Kim Yun-hi, a chemistry professor at Gyeongsang National University. (Gyeongsang National University)
Kim Yun-hi, a chemistry professor at Gyeongsang National University. (Gyeongsang National University)

A leading Korean chemistry researcher has predicted that the era of truly flexible organic light-emitting diode displays will come as early as next year as major electronics firms plan to churn out a slew of smart devices that can be folded and rolled up.

“Consumers will likely see various types of flexible or bendable displays applied to smartphones and wearable gadgets,” Kim Yun-hi, a chemistry professor at Gyeongsang National University in Jinju, South Gyeongsang Province, told The Korea Herald.

”For example, the next generation of the Galaxy Gear and Google Glass, featuring fully flexible displays, will come out within a couple years,” she said.

Stressing that the OLED is indeed the technology of the future, the professor predicted that the technology will dominate the global display market down the road as the OLED displays become cheaper and lighter than those currently used.

According to Kim, the flexible displays currently on the market are not “truly flexible” products.

“The flexible displays do not deserve their name since they were just stretched by force into a curved shape,” Kim said.

Organic polymers recently developed by Kim and a group of researchers are expected to help developers overcome the limitations of the existing technology, such as inorganic thin-film transistors and oxide thin-film transistors, paving the way for the truly flexible display era.

The materials have better pliability and stability than other OLED technologies, and have a record-high level of charge-carrying mobility, she said.
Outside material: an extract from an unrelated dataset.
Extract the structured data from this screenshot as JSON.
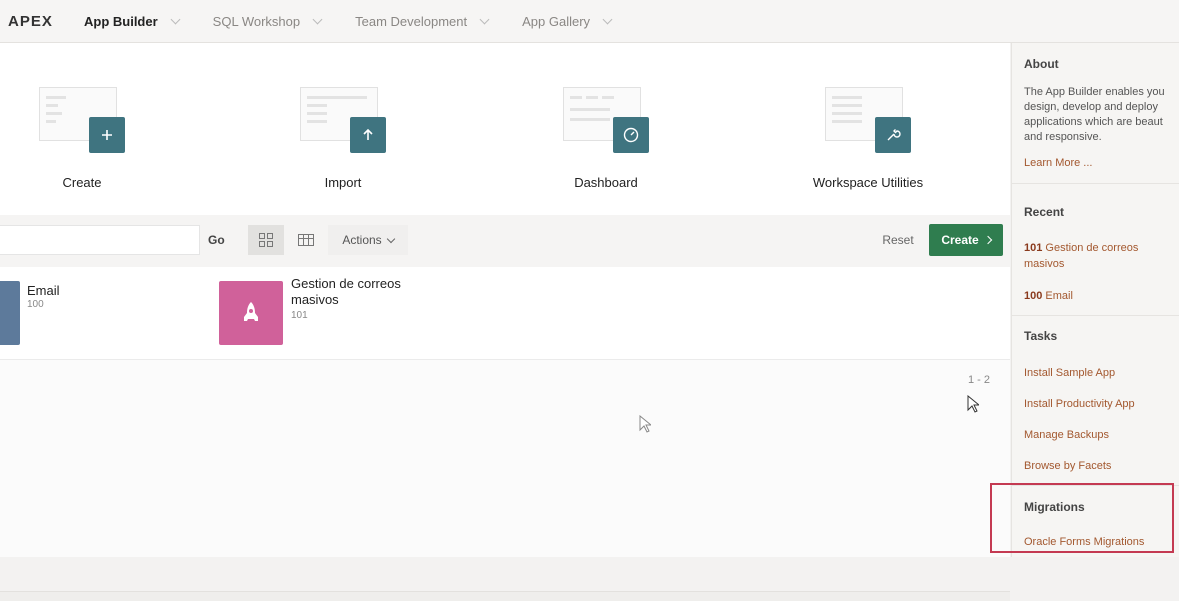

The researcher expects that the materials with high electron mobility will help us develop much lighter and cheaper smart gadgets equipped with flexible and bendable displays.

The organic polymers can also be used for various products, ranging from photovoltaic panels and radio frequency identification devices to biometric recognition gadgets, according to the professor, who has been working with Samsung Display in developing materials for OLED technologies and nurturing students in the field.

She has received calls for collaboration from global chemical and display firms, which she declined to identify, in developing new displays.

Based on the findings of market research institute DisplaySearch, Samsung Electronics forecasted, that the flexible OLED displays will take up around 40 percent of the mobile display market by 2018.

Yoon Boo-keun, Samsung’s consumer electronics chief, recently said that the Korean tech firm would likely unveil flexible TVs next year. 

(from left) Samsung’s curved OLED TV (Samsung), LG’s G Flex curved smartphone (Bloomberg)
(from left) Samsung’s curved OLED TV (Samsung), LG’s G Flex curved smartphone (Bloomberg)

Earlier this year, Samsung and LG both rolled out curved OLED TVs and curved OLED smartphones.

The world’s first curved products failed to appeal to customers, mainly because of high price tags and an absence of unique features other than the curved bodies.

Another challenge for the tech firms is the lack of key fundamental technologies, according to Kim.

The Korean tech firms are indeed eager to obtain related patents for OLEDs.

In 2009, LG Electronics acquired the OLED business unit of Kodak, which first created the OLED technology in 1979. This year Samsung Electronics and Cheil Industries, a subsidiary of Samsung Group, purchased Novaled, a German firm that owns around 500 intellectual property rights for OLED technologies.

By Kim Young-won (